The 20th century is fading fast, but it left all of us with one enduring legacy – a single-minded pursuit of that elusive quality of life that’s known as “convenience.”

In our never-ending search for convenience, we almost perfected the automatic headlight dimmer that works most of the time (provided you have your headlights turned on) and the usually painless electric nose hair trimmer (provided you have nose hairs).

We revel in electric pencil sharpeners, microwave ovens and cell phones – the latter device allowing many of us to conveniently call almost anyone nearly anywhere and sound exactly like an electric pencil sharpener being operated in a microwave oven.

Convenient?
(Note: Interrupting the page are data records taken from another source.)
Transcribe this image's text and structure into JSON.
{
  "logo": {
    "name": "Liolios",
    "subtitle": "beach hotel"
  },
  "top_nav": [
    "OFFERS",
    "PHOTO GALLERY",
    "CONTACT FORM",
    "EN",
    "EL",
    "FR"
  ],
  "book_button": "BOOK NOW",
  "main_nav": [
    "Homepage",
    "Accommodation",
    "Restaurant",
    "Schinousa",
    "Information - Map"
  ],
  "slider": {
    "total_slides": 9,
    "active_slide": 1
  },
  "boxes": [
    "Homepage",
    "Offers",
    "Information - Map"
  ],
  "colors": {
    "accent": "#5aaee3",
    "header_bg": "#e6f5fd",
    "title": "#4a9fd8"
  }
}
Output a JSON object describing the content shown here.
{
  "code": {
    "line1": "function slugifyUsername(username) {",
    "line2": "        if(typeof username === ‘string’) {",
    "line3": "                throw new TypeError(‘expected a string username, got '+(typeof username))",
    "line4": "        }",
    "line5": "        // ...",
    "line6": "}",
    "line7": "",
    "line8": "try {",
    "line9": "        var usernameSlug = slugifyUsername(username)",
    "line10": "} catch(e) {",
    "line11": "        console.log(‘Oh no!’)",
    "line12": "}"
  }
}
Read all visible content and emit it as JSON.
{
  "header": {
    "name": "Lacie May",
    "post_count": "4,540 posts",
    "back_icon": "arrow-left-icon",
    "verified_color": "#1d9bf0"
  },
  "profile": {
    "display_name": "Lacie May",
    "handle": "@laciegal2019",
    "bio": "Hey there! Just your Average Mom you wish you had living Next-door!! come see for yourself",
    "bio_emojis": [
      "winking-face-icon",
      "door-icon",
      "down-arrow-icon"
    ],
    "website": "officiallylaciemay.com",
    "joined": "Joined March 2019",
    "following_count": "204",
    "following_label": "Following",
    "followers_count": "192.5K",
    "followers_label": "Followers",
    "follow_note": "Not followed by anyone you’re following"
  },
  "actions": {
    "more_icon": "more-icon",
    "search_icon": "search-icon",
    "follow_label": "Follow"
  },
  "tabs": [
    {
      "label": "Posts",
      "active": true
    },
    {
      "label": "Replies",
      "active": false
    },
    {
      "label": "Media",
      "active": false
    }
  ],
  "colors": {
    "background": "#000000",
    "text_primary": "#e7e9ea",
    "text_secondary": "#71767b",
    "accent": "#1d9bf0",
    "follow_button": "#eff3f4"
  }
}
You bet.

Perhaps the greatest stride forward in the American pursuit of convenience, however, occurred on a more mundane level with the nationwide proliferation of the handy plastic squeeze bottle for everything from pickle relish to engine lubricant.

(Those of you who occasionally indulge in a half-dozen martinis before working on the car or garnishing hot dogs should always remember to store the pickle relish and engine lubricant far, far away from each other – really.)

Much like automatic headlight dimmers and nose hair clippers, though, the convenience of squeeze bottles can have some drawbacks, particularly for those of us who think of good hand-eye coordination as not sticking our thumbs in our eyes while shaving.

Sure, squeeze bottles may seem convenient, but I’ve found they can turn on you faster than a Republican senator facing a grand jury indictment.

Because squeeze bottles are the epitome of convenience, one automatically reaches for them when one is in a hurry. Throw the cheeseburger components together on a picnic plate or relatively clean hubcap and give ’em a quick squeeze from the old mayo, mustard or ketchup bottle. You’re ready to roll, right?

Unless, of course, you forgot to remove the little seal inside the convenient plastic squeeze bottle. Then one of two things will happen: nothing, which causes you to get all sweaty and red in the face; or an unexpected explosion which causes you to get all sweaty and mustard in the face.

Admittedly, squeezing a perfectly measured stream of rich, red ketchup onto your hot dog is infinitely preferable to pounding globs of the stuff out of a stubborn old glass bottle.

If you’re not careful, though, that easily squeezed stream of ketchup can turn into a semi-automatic fusillade of misdirected tomato byproduct guaranteed to make you the least popular barbecue guest in the neighborhood.

Believe me, all bets are off once you’ve squirted a curious 5-year-old in the face with a half-pint of warm ketchup.

“Mooooommmmmm, uncle Walt’s trying to maaaarrrrrinate me!”

Squeeze relish is perhaps the most insidious of these convenient condiments. Chunky, sticky and susceptible to hidden air pockets, it’ll play hide-and-squeeze with you until the kitchen ceiling is dripping with colorful globs of sweet, green shrapnel and your family has taken shelter under the dining room table.

Convenient? Like a tidal wave.

I’ll take my canned goods, you take your chances …

Originally published July 30, 2000